MATERIAL FOR THIS TASK section start
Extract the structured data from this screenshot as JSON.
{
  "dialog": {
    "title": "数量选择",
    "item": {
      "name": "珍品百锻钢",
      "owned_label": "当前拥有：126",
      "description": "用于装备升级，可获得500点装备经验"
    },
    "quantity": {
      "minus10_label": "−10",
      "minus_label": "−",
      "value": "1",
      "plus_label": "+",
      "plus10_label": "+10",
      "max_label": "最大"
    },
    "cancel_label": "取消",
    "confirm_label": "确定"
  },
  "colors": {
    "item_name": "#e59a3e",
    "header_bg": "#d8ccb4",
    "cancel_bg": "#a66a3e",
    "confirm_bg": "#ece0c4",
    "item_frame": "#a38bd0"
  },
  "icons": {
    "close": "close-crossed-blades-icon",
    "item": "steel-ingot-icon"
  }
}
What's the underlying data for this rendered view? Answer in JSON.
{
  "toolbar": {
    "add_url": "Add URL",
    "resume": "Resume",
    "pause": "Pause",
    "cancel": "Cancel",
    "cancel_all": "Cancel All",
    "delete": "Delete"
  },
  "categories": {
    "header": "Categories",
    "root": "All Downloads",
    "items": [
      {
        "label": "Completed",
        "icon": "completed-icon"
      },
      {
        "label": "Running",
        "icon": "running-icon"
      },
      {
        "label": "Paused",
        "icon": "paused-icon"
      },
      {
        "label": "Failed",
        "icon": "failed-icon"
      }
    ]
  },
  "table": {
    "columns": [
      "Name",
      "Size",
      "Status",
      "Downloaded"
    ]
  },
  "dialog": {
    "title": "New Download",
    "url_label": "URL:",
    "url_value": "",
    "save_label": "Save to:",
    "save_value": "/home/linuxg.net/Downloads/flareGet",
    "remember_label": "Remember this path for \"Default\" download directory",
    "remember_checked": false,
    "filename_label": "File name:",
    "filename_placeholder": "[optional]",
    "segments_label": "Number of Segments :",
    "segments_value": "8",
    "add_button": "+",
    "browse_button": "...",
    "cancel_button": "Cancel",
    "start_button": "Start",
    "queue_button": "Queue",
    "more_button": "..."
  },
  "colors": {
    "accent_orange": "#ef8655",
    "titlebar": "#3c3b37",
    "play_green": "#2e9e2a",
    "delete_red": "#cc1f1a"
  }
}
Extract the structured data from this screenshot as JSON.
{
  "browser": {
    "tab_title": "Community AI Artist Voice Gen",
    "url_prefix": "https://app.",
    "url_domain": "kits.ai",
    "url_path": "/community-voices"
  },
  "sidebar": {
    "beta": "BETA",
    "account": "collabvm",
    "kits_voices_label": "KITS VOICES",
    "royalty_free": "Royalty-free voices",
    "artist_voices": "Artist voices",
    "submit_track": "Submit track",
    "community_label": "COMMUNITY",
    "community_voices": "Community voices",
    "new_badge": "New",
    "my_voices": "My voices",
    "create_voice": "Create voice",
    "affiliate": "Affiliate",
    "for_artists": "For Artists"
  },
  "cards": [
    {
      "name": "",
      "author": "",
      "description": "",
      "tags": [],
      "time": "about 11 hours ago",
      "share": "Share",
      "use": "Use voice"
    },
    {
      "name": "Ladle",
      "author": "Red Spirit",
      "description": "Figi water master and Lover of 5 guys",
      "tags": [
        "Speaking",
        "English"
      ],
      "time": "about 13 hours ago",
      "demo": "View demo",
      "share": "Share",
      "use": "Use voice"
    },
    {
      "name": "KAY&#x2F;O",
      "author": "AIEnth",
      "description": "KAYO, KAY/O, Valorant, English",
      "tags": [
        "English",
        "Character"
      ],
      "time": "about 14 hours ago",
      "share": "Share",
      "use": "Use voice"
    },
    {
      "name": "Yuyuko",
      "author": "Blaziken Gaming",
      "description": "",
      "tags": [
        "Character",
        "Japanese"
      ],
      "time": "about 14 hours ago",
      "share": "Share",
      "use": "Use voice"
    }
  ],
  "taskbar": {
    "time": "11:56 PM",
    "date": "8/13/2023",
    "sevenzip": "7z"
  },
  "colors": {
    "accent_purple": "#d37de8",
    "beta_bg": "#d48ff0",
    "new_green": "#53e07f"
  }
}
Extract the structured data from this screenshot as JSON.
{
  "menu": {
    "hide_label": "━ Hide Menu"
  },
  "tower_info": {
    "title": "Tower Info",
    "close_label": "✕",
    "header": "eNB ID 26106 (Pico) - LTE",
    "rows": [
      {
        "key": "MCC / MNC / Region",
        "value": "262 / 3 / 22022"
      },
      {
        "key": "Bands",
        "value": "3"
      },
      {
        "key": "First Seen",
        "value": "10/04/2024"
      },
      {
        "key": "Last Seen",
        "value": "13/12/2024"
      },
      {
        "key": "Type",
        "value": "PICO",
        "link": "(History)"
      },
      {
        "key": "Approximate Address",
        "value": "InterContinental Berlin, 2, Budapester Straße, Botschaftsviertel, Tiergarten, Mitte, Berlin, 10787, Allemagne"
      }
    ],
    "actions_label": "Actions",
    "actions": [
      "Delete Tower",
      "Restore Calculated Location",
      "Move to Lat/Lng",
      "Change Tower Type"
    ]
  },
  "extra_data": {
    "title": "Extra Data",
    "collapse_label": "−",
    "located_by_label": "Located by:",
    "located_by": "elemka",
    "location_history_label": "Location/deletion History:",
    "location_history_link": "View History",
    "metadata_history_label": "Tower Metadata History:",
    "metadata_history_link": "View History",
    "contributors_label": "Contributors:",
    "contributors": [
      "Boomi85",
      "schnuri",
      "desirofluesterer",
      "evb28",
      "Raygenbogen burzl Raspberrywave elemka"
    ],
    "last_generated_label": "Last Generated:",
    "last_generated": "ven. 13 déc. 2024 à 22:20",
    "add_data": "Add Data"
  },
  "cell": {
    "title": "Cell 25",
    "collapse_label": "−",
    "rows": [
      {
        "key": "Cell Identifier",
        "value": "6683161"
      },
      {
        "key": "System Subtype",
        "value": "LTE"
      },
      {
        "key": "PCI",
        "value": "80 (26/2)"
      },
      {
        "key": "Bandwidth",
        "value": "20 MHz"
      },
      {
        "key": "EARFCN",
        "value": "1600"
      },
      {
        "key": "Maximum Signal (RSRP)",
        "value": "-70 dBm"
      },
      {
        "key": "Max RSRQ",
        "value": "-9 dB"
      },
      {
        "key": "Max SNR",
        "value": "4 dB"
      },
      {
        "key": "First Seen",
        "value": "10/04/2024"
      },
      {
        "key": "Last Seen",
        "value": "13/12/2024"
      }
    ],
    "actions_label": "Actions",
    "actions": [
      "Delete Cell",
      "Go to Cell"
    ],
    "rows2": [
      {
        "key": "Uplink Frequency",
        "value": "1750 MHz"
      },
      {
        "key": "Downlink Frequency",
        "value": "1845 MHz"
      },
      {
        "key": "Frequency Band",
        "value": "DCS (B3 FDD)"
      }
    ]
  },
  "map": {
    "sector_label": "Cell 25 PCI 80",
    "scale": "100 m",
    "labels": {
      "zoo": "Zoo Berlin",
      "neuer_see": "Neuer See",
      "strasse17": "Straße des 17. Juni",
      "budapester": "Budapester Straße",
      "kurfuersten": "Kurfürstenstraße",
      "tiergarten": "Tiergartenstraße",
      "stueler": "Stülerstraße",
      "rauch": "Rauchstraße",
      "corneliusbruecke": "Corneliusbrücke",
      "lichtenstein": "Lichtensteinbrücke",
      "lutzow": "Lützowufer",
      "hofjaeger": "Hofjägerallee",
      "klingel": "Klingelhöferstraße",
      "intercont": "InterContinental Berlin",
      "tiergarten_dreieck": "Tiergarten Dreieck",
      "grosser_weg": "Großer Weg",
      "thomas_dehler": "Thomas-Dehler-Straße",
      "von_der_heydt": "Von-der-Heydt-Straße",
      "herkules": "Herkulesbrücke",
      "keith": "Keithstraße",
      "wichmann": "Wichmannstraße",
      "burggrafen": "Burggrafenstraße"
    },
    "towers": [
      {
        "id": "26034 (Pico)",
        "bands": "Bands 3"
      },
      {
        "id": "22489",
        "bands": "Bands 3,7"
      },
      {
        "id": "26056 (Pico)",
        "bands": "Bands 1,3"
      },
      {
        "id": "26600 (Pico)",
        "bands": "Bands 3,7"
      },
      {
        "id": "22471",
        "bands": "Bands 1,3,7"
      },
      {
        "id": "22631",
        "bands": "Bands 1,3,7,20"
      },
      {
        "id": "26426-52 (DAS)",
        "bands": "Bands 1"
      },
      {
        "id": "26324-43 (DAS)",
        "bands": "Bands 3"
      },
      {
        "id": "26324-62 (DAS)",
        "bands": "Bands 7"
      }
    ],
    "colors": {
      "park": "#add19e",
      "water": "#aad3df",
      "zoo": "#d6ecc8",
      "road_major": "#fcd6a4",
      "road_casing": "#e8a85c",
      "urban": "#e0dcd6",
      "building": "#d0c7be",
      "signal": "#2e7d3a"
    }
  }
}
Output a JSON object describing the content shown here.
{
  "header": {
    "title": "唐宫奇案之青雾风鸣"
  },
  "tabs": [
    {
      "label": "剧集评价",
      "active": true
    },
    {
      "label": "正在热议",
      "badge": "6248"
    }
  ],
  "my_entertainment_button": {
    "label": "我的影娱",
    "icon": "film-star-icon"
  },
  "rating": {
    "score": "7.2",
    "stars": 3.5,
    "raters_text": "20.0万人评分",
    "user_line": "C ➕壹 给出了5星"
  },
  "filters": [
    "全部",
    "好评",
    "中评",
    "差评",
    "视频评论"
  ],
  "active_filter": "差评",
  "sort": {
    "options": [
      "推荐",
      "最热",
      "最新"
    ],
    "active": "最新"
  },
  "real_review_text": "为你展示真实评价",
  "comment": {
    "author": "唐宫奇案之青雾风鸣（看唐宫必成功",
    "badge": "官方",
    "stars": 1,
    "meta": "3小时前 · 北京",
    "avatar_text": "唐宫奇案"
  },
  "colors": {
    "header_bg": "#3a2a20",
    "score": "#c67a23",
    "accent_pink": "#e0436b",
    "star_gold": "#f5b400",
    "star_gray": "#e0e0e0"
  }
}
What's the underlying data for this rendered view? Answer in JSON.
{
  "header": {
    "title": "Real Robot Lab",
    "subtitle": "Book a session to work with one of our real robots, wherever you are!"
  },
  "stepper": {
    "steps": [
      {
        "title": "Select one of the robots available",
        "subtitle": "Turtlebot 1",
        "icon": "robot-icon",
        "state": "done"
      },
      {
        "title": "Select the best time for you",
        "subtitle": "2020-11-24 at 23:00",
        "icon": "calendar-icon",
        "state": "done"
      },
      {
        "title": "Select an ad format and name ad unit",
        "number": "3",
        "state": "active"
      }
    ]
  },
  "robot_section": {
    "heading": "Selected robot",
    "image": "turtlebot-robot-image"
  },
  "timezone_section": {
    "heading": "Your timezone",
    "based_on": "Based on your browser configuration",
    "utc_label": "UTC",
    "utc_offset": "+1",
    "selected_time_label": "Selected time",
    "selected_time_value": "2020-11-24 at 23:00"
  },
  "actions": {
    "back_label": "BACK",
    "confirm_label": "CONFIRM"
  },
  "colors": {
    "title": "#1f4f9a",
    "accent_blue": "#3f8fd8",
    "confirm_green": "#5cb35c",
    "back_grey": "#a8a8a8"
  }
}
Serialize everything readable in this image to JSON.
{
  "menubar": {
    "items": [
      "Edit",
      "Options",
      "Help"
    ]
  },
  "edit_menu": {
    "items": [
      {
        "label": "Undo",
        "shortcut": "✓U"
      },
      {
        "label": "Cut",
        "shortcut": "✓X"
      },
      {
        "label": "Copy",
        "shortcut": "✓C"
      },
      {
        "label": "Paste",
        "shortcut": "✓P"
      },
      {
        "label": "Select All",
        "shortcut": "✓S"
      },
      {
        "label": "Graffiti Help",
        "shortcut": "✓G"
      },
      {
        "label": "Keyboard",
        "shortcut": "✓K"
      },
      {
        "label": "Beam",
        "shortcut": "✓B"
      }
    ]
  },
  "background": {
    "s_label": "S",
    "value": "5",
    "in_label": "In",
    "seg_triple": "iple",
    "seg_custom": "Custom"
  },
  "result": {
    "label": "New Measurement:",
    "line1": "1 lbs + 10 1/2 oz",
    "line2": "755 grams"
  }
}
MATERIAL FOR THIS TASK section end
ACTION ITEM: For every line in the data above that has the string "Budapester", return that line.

SOLUTION TO THE EXERCISE:
        "value": "InterContinental Berlin, 2, Budapester Straße, Botschaftsviertel, Tiergarten, Mitte, Berlin, 10787, Allemagne"
      "budapester": "Budapester Straße",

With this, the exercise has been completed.